====== GIVEN RECORDS
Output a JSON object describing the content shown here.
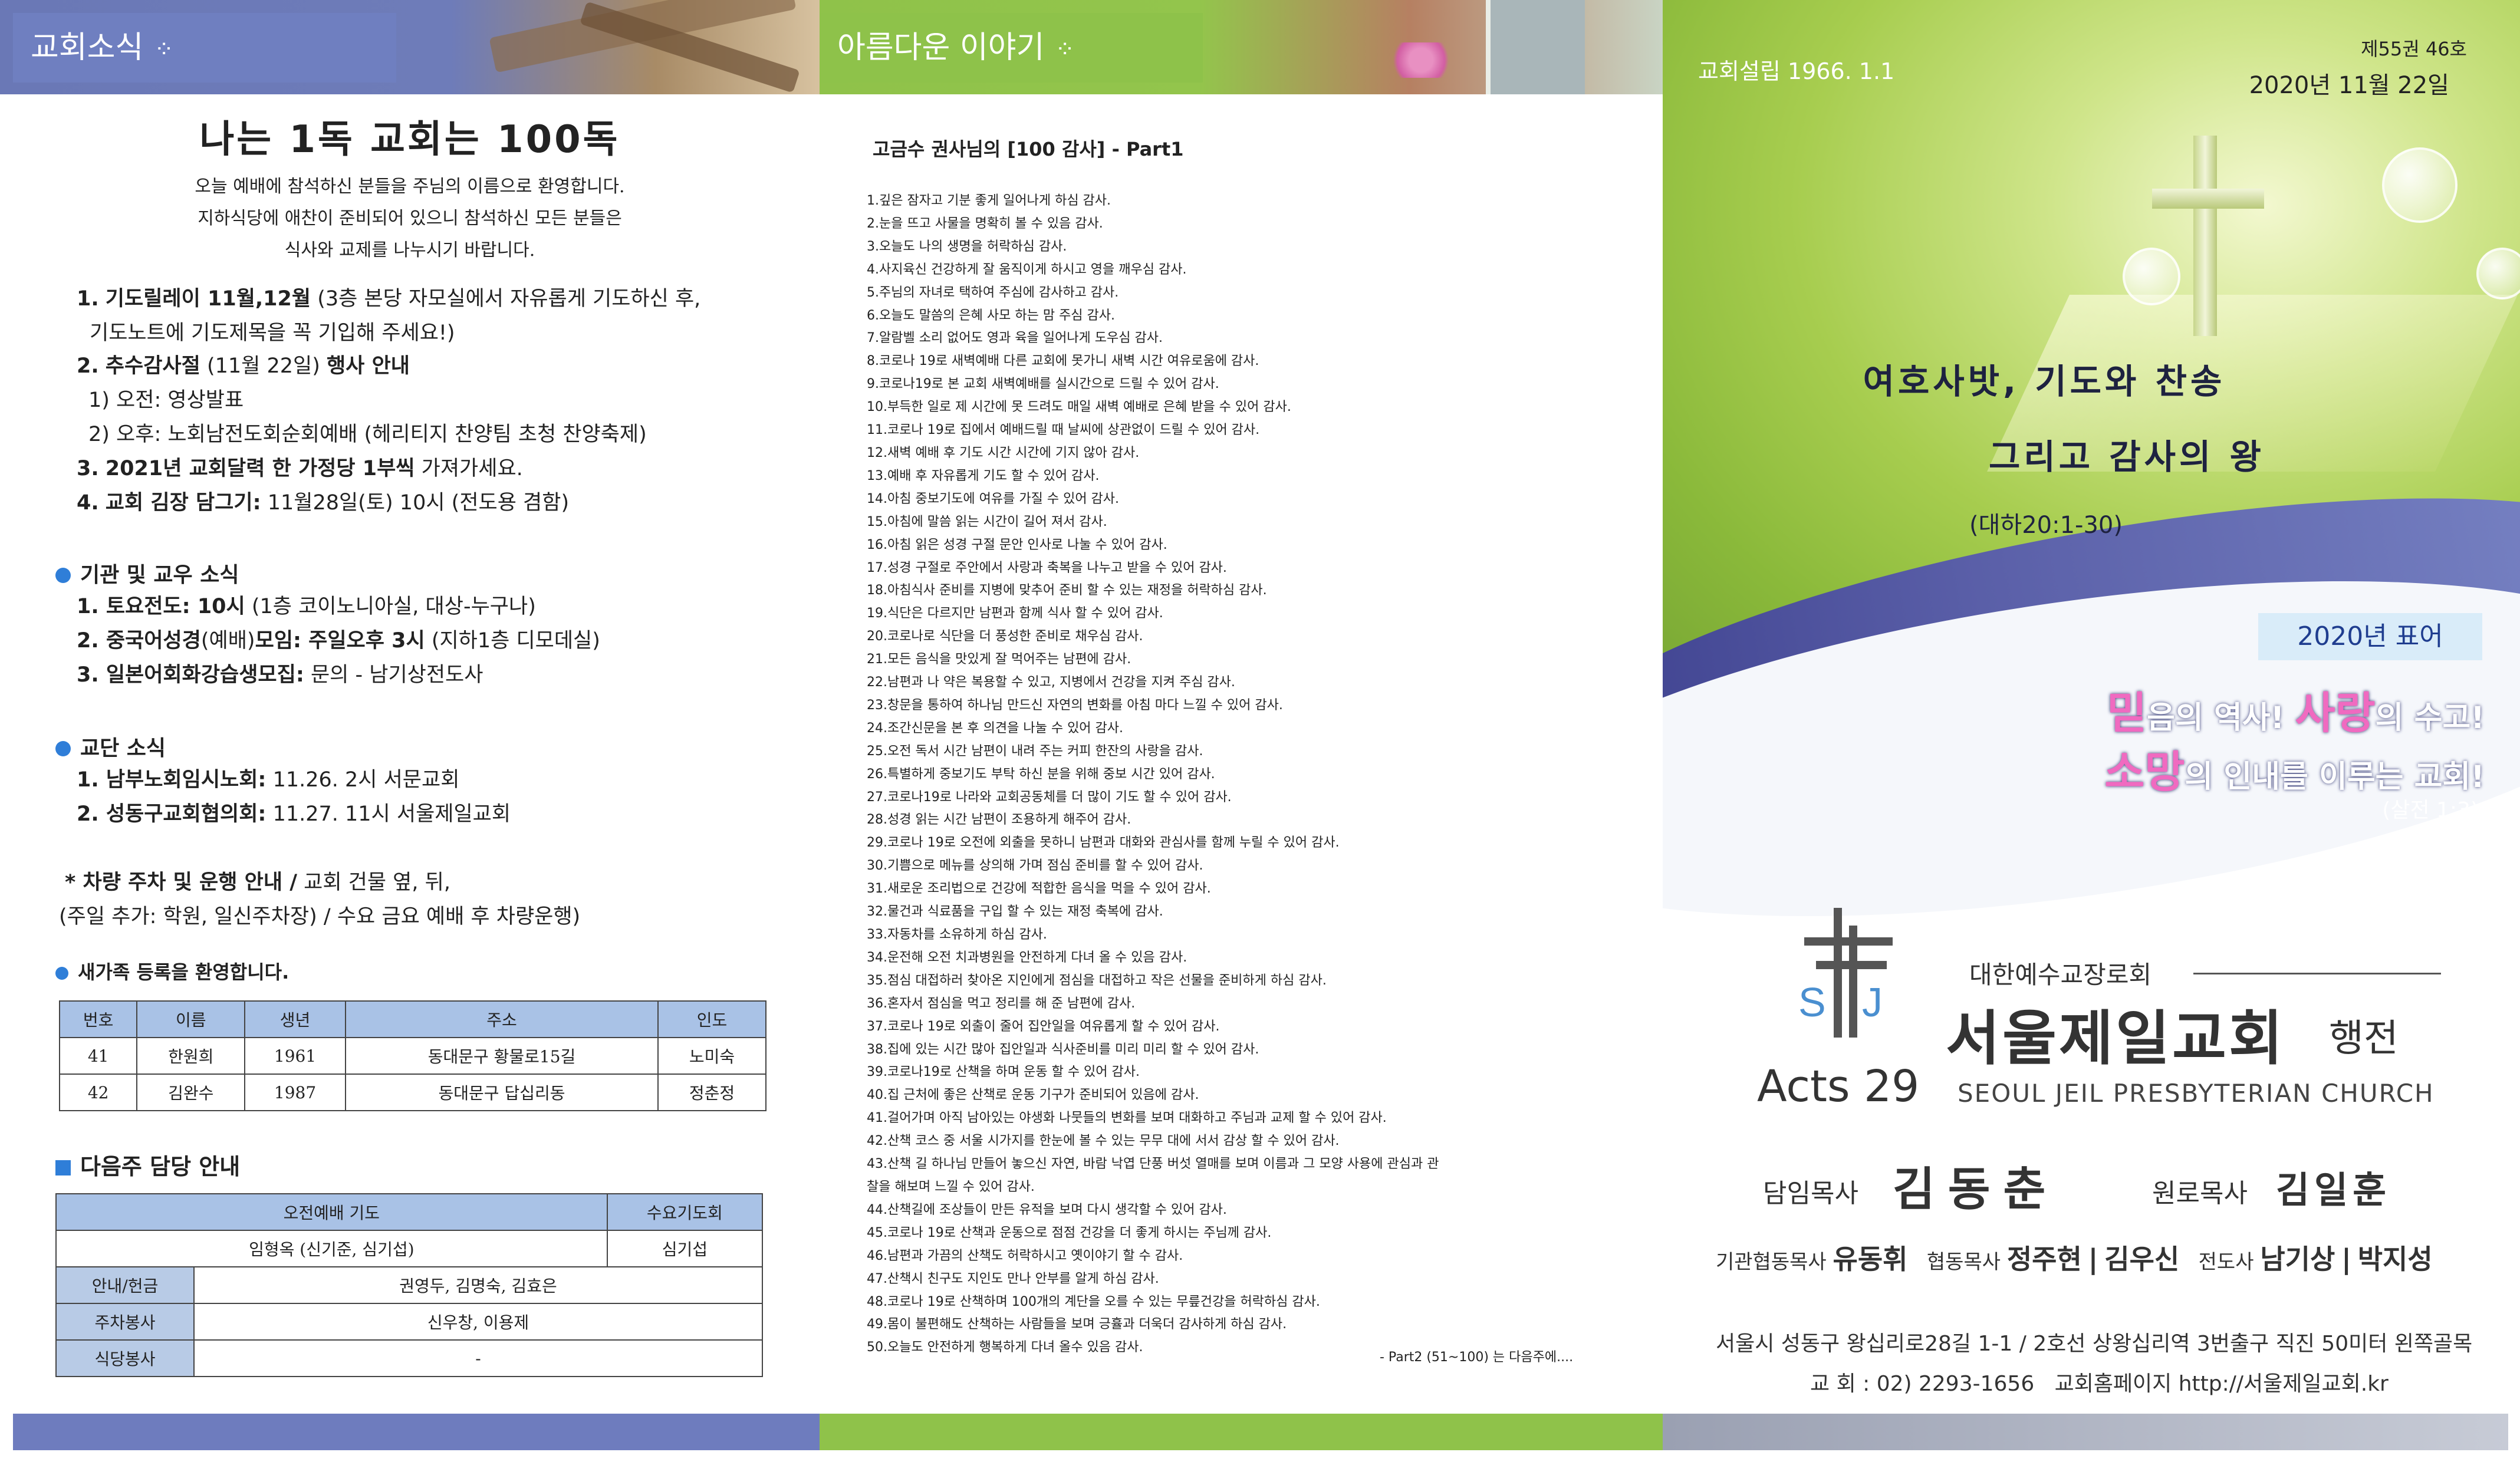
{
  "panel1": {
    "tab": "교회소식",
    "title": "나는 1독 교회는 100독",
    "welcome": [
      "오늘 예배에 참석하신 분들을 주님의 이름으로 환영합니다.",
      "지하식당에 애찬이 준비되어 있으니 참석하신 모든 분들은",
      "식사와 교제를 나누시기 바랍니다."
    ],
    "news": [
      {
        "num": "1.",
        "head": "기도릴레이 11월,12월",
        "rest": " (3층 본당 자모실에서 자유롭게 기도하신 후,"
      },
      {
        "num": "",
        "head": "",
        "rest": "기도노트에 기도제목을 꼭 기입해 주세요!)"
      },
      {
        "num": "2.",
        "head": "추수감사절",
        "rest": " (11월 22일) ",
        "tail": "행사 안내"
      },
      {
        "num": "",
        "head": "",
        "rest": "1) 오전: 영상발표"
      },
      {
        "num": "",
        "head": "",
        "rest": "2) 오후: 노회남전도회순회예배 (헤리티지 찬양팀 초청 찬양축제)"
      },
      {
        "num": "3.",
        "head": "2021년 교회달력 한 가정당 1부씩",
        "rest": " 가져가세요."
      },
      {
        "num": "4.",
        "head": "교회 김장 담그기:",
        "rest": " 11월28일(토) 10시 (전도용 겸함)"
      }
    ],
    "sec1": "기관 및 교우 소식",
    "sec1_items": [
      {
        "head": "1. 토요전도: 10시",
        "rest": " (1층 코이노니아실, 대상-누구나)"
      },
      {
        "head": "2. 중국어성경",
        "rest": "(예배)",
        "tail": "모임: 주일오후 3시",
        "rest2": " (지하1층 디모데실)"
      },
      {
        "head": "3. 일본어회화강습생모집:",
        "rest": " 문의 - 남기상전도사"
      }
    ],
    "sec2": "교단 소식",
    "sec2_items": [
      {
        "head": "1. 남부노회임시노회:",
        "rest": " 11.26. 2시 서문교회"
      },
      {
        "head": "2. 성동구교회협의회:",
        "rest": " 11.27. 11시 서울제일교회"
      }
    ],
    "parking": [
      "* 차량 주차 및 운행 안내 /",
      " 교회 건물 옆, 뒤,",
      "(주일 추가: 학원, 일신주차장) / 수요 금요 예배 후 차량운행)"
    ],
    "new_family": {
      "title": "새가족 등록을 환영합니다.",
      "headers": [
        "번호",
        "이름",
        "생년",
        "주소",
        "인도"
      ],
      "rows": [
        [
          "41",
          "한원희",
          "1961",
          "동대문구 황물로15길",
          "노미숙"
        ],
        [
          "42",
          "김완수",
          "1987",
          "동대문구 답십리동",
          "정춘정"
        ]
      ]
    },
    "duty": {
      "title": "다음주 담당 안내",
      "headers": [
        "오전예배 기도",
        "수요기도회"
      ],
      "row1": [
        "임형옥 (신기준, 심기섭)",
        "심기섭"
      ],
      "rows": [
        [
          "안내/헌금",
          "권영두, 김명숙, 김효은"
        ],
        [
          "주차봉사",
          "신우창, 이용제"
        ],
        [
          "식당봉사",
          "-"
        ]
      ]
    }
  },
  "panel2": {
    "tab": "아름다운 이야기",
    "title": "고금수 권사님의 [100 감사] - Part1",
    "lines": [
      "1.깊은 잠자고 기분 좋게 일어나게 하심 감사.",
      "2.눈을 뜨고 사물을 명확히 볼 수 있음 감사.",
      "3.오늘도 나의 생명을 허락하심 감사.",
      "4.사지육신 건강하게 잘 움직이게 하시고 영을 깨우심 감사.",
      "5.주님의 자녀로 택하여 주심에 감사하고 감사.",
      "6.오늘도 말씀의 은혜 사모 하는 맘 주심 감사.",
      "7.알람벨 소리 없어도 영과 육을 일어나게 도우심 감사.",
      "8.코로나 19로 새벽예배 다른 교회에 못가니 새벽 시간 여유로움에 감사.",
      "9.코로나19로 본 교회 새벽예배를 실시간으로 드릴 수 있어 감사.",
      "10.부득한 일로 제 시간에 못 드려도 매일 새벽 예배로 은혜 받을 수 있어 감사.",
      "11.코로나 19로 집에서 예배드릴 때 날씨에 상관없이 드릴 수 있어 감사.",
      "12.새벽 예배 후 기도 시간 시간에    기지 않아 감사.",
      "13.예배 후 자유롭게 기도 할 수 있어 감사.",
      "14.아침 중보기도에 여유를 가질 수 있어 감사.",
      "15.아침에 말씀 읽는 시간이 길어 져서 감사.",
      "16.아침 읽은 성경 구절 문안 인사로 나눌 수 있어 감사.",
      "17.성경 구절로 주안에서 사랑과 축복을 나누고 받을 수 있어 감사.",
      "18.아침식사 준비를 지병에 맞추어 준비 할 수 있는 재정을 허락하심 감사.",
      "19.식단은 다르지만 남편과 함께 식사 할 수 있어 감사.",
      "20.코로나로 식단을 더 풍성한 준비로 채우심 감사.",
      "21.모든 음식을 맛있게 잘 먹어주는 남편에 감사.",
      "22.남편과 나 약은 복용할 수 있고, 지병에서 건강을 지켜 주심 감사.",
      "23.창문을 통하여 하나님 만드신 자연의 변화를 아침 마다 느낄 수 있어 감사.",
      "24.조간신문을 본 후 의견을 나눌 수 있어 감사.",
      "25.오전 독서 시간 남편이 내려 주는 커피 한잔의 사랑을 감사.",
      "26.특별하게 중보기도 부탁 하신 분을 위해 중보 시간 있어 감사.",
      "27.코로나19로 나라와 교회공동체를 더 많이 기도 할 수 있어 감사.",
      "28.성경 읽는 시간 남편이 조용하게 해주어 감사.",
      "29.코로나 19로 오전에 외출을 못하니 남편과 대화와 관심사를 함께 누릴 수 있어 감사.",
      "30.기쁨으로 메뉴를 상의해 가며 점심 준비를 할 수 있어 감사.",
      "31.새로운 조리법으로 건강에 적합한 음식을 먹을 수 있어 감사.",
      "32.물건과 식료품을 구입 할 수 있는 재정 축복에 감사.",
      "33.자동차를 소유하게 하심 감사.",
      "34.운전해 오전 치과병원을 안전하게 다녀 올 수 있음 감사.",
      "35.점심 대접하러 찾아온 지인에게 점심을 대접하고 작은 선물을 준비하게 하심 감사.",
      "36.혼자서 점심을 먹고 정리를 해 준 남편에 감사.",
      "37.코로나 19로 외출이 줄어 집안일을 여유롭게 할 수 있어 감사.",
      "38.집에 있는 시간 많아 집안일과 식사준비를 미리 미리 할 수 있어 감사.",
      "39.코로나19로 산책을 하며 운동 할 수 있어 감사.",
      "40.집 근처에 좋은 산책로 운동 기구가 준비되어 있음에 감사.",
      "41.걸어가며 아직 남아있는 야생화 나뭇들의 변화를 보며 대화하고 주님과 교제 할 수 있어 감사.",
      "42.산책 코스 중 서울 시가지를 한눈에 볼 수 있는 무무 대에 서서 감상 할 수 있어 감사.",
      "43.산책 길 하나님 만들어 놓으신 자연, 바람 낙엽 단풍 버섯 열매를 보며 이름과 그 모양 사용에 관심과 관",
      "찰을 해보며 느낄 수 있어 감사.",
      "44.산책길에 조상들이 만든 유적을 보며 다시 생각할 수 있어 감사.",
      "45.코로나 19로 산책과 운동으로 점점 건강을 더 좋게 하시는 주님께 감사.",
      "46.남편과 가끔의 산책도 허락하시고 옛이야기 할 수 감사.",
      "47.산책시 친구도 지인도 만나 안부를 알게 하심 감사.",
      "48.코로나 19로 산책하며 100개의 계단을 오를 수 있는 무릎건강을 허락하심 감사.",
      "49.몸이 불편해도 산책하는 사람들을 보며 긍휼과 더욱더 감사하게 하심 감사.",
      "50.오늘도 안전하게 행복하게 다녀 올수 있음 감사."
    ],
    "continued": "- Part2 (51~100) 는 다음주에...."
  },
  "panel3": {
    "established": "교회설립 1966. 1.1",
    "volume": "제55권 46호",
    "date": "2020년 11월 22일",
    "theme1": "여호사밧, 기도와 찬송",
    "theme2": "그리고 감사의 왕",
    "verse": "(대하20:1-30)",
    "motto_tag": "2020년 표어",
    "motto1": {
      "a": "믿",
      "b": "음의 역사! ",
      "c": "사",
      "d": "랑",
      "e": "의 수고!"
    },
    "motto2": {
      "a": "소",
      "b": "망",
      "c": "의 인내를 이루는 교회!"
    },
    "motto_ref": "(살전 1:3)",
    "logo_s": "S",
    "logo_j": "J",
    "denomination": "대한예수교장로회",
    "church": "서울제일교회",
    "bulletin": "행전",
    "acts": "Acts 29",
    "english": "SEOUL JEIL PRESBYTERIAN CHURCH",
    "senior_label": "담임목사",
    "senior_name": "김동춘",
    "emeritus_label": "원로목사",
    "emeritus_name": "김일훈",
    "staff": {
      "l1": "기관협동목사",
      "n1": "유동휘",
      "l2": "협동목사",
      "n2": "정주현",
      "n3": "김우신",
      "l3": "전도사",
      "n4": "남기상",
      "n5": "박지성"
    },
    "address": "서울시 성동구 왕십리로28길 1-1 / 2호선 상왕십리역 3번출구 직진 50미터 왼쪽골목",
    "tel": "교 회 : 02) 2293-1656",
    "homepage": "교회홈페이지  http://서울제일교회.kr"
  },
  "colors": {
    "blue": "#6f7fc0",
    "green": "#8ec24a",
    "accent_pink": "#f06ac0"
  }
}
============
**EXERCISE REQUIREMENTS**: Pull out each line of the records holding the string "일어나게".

**ANSWER TO THE EXERCISE**:
      "1.깊은 잠자고 기분 좋게 일어나게 하심 감사.",
      "7.알람벨 소리 없어도 영과 육을 일어나게 도우심 감사.",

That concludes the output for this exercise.